▸ **EXERCISE**: From the records below, copy every line that contains the word "description".
****
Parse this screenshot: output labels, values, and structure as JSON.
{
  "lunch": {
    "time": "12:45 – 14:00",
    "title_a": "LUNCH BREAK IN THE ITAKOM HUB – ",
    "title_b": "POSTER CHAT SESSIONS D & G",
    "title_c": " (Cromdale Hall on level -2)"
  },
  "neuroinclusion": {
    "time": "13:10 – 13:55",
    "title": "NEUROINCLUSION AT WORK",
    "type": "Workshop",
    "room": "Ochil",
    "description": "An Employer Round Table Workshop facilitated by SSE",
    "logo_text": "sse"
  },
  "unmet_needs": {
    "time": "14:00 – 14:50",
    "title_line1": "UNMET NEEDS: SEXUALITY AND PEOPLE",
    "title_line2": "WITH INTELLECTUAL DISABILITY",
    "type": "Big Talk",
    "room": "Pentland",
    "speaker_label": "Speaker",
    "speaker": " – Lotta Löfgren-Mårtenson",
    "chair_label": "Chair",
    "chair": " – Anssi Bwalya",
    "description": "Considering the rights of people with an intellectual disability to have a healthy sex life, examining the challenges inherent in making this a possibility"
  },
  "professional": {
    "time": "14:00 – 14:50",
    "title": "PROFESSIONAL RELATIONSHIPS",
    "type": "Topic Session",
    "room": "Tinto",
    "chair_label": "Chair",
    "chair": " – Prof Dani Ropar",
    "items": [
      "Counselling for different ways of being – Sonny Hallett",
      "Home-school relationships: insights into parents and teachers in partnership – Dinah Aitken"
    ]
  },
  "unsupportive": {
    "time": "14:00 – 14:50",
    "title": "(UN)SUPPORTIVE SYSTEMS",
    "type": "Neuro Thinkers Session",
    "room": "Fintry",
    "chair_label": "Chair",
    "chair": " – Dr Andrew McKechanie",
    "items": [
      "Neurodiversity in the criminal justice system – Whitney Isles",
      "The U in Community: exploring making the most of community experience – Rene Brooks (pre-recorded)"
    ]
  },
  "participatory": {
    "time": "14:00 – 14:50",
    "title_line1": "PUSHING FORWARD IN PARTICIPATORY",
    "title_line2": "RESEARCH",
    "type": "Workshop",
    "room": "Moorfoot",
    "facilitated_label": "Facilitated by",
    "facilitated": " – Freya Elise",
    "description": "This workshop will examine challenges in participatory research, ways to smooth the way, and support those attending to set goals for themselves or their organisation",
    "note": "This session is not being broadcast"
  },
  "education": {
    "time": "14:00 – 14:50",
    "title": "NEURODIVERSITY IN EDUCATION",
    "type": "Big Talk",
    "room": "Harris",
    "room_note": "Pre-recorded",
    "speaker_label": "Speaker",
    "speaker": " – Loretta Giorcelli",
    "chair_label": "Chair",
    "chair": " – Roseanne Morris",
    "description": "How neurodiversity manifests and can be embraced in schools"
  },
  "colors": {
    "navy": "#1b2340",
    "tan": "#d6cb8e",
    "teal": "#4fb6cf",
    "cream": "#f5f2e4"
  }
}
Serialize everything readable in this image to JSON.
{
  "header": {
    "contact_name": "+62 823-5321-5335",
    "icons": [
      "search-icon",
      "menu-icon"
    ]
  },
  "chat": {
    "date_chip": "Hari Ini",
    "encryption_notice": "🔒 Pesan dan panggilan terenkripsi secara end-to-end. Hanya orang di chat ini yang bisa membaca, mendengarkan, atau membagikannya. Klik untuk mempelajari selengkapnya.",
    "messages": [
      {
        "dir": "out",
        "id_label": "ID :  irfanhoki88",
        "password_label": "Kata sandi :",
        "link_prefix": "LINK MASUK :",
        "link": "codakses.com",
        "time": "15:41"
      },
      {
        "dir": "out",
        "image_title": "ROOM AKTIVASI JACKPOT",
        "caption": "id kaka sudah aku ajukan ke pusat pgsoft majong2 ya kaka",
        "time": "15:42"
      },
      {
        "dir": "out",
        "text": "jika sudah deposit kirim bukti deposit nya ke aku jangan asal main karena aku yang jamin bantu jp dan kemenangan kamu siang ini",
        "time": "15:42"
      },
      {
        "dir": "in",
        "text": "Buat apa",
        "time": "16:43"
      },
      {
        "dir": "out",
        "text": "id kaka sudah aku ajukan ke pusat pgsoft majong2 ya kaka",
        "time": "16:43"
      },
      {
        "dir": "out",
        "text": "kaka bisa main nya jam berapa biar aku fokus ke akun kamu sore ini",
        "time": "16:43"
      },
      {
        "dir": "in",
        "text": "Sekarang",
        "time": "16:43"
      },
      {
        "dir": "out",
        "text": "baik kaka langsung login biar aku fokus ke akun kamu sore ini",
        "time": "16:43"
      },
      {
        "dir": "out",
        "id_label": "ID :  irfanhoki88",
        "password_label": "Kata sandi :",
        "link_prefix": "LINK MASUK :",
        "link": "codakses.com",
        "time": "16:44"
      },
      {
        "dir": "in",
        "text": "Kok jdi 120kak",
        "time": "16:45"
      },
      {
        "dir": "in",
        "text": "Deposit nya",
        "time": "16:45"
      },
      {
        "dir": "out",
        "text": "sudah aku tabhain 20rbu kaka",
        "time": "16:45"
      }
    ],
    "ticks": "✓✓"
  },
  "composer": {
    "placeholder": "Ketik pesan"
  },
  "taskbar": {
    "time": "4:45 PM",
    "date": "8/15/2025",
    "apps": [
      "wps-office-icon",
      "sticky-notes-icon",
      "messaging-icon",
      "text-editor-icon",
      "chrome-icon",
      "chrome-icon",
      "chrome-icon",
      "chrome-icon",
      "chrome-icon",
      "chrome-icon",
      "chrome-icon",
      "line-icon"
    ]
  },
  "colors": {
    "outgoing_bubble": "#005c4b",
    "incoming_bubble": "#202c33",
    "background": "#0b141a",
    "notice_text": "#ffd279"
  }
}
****
▸ **EXERCISE OUTPUT**:
    "description": "An Employer Round Table Workshop facilitated by SSE",
    "description": "Considering the rights of people with an intellectual disability to have a healthy sex life, examining the challenges inherent in making this a possibility"
    "description": "This workshop will examine challenges in participatory research, ways to smooth the way, and support those attending to set goals for themselves or their organisation",
    "description": "How neurodiversity manifests and can be embraced in schools"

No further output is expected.